Ellie Daniels Jamie A. Eidsath Illysa Rene Foster Kaye Kanne
Tanya Khemet Audrey Levine Autumn Vergo
Tanya Khemet, CPM
How I appear to the world: I am a Licensed Midwife/Certified Professional Midwife, an International Board Certified Lactation Consultant with a Masters in Public Health. I count myself blessed as being the mother of three beautiful girls who were all born at home. I spend my days working in a Federally Qualified Health Center in Sacramento that is committed to the compassionate care of low-income families in a multi-disciplinary setting. I provide women’s health services to women and teens under the protocols of the Comprehensive Perinatal Services Program, in which we weave prenatal care with health education, nutrition and psychosocial services. I serve as the Secretary of the Board of Directors of the National Association of Certified Professional Midwives.
I come from a family tradition of midwives, stretching back at least three generations. My grandmother and her aunties were midwives practicing in rural Jamaica. My mother, aunts and uncles remember their mother and great aunts travelling along country roads on dark nights accompanied only by the all-seeing owls. I was trained at Seattle Midwifery School, and apprenticed with midwives in Seattle, Senegal and Jamaica. I am committed to the revitalization of the tradition of midwifery within the African American community, and the eradication of the ethnic disparities in perinatal health outcomes. It is my interest in preventative and complementary health, especially maternal and child health, and my desire to work with the medically underserved, that compelled me to become a midwife.
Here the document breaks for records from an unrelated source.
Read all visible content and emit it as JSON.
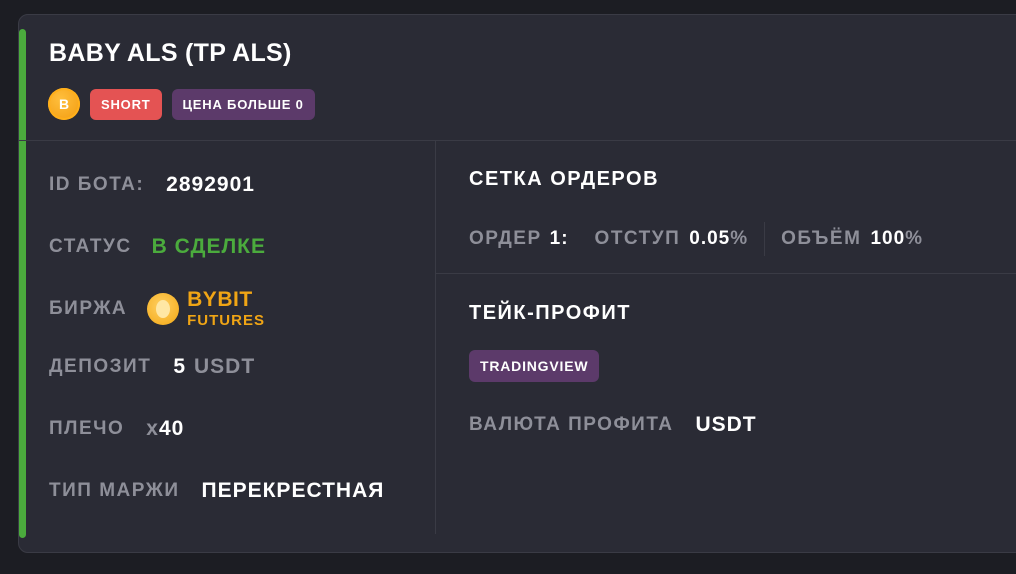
{
  "bot": {
    "title": "BABY ALS (TP ALS)",
    "coin_letter": "B",
    "side_badge": "SHORT",
    "condition_badge": "ЦЕНА БОЛЬШЕ 0",
    "accent_color": "#4bab3d"
  },
  "details": {
    "id_label": "ID БОТА:",
    "id_value": "2892901",
    "status_label": "СТАТУС",
    "status_value": "В СДЕЛКЕ",
    "exchange_label": "БИРЖА",
    "exchange_name": "BYBIT",
    "exchange_type": "FUTURES",
    "exchange_icon": "bybit-coin-icon",
    "deposit_label": "ДЕПОЗИТ",
    "deposit_amount": "5",
    "deposit_currency": "USDT",
    "leverage_label": "ПЛЕЧО",
    "leverage_prefix": "x",
    "leverage_value": "40",
    "margin_label": "ТИП МАРЖИ",
    "margin_value": "ПЕРЕКРЕСТНАЯ"
  },
  "grid": {
    "title": "СЕТКА ОРДЕРОВ",
    "order_label": "ОРДЕР",
    "order_number": "1:",
    "offset_label": "ОТСТУП",
    "offset_value": "0.05",
    "offset_unit": "%",
    "volume_label": "ОБЪЁМ",
    "volume_value": "100",
    "volume_unit": "%"
  },
  "take_profit": {
    "title": "ТЕЙК-ПРОФИТ",
    "source_badge": "TRADINGVIEW",
    "currency_label": "ВАЛЮТА ПРОФИТА",
    "currency_value": "USDT"
  }
}
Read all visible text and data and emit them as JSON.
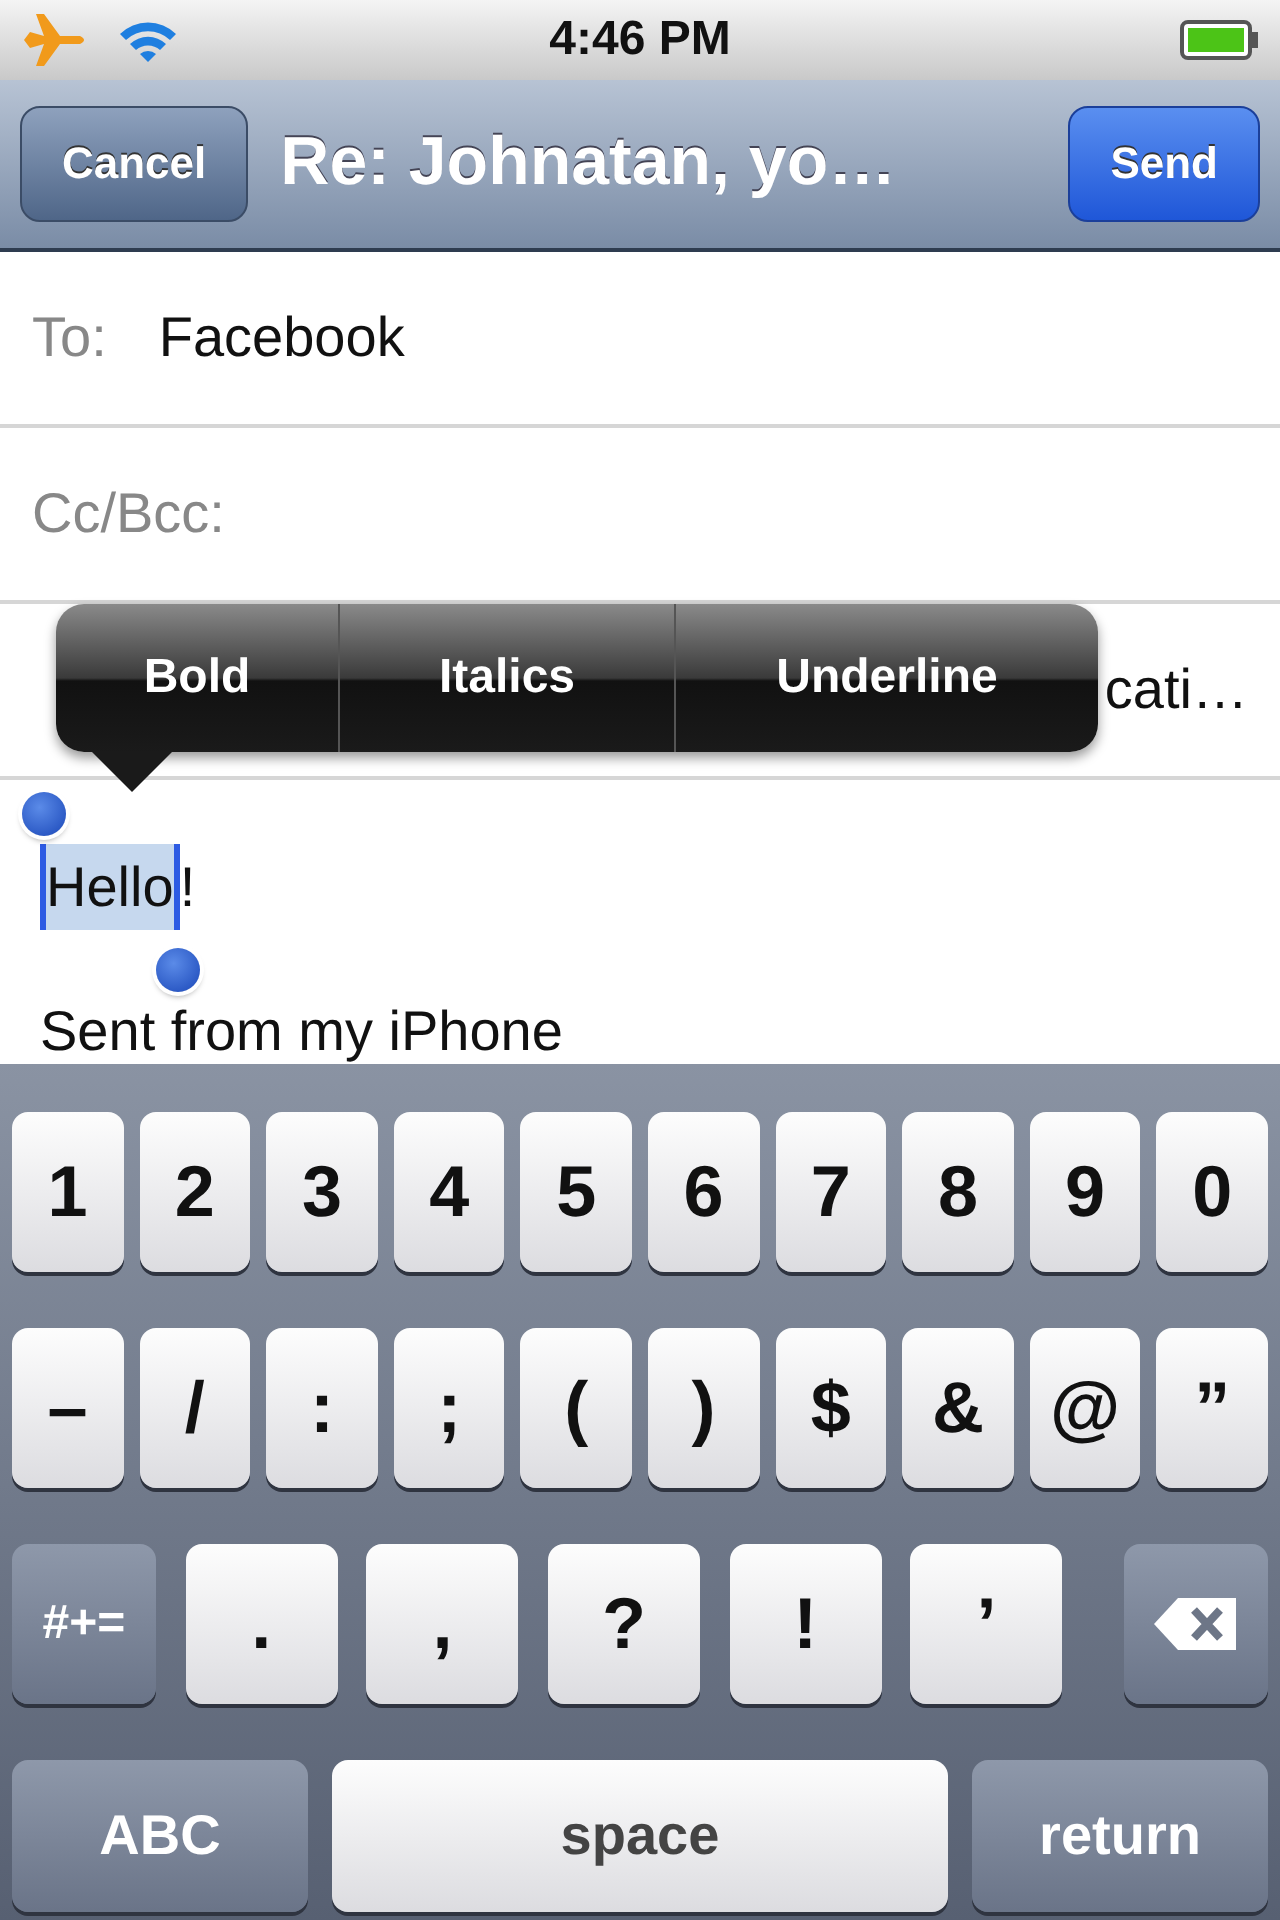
{
  "status_bar": {
    "time": "4:46 PM"
  },
  "nav_bar": {
    "cancel": "Cancel",
    "title": "Re: Johnatan, yo…",
    "send": "Send"
  },
  "fields": [
    {
      "kind": "to",
      "label": "To:",
      "value": "Facebook"
    },
    {
      "kind": "cc",
      "label": "Cc/Bcc:"
    },
    {
      "kind": "subject",
      "value": "cati…"
    }
  ],
  "format_menu": {
    "items": [
      {
        "label": "Bold"
      },
      {
        "label": "Italics"
      },
      {
        "label": "Underline"
      }
    ]
  },
  "body": {
    "segments": [
      {
        "text": "Hello",
        "selected": true
      },
      {
        "text": "!",
        "selected": false
      }
    ],
    "signature": "Sent from my iPhone"
  },
  "keyboard": {
    "number_keys": [
      {
        "kind": "char",
        "label": "1"
      },
      {
        "kind": "char",
        "label": "2"
      },
      {
        "kind": "char",
        "label": "3"
      },
      {
        "kind": "char",
        "label": "4"
      },
      {
        "kind": "char",
        "label": "5"
      },
      {
        "kind": "char",
        "label": "6"
      },
      {
        "kind": "char",
        "label": "7"
      },
      {
        "kind": "char",
        "label": "8"
      },
      {
        "kind": "char",
        "label": "9"
      },
      {
        "kind": "char",
        "label": "0"
      }
    ],
    "symbol_keys": [
      {
        "kind": "char",
        "label": "–"
      },
      {
        "kind": "char",
        "label": "/"
      },
      {
        "kind": "char",
        "label": ":"
      },
      {
        "kind": "char",
        "label": ";"
      },
      {
        "kind": "char",
        "label": "("
      },
      {
        "kind": "char",
        "label": ")"
      },
      {
        "kind": "char",
        "label": "$"
      },
      {
        "kind": "char",
        "label": "&"
      },
      {
        "kind": "char",
        "label": "@"
      },
      {
        "kind": "char",
        "label": "”"
      }
    ],
    "punctuation_keys": [
      {
        "kind": "mod",
        "label": "#+="
      },
      {
        "kind": "wide",
        "label": "."
      },
      {
        "kind": "wide",
        "label": ","
      },
      {
        "kind": "wide",
        "label": "?"
      },
      {
        "kind": "wide",
        "label": "!"
      },
      {
        "kind": "wide",
        "label": "’"
      },
      {
        "kind": "delete"
      }
    ],
    "bottom_keys": [
      {
        "kind": "mod-large",
        "label": "ABC"
      },
      {
        "kind": "space",
        "label": "space"
      },
      {
        "kind": "mod-large",
        "label": "return"
      }
    ]
  }
}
I served as the clinic administrator and staff midwife of The Birthing Project Clinic for eight years, and was able to develop systems that streamlined the delivery of comprehensive care and captured the information that documented both the outcomes and the quality of that care. I also facilitated the creation of our childbirth education classes and centering program. I then became one of the founding mothers (hermanas de la luz) of Birth and Family Health Center of The Effort, which are women’s health clinics housed in community health centers located in medically underserved areas of Sacramento. These community centers provide primary care, pediatrics, dental care and behavioral health. Birth and Family Health Centers primarily serve women who would otherwise have little or no prenatal care or reproductive health services, and does active outreach to women with substance abuse issues, the homeless and recently incarcerated women. The patients receive comprehensive care that weaves midwifery care with health education and social services, and increases access to many programs that address their multi-faceted needs including substance abuse treatment and prevention, counseling and programs designed to prevent abuse and foster family cohesiveness.
It is my commitment to the care of the medically underserved that has propelled me to join the NACPM board. I strongly believe that the midwifery model can have a positive impact on the health of mothers, particularly those who are most at risk for poor birth outcomes. I would like to be involved in the work of increasing access to quality maternity care by supporting the work of Certified Professional Midwives. I also believe that midwives have historically been advocates in their communities and we must continue that tradition by organizing ourselves to work to preserve physiologic birth, promote the sustainability of our profession and fight for national standards that preserve the autonomy of childbearing women. For us to remain relevant we must address the barriers to practice, licensure and reimbursement, and support each other with clinical resources.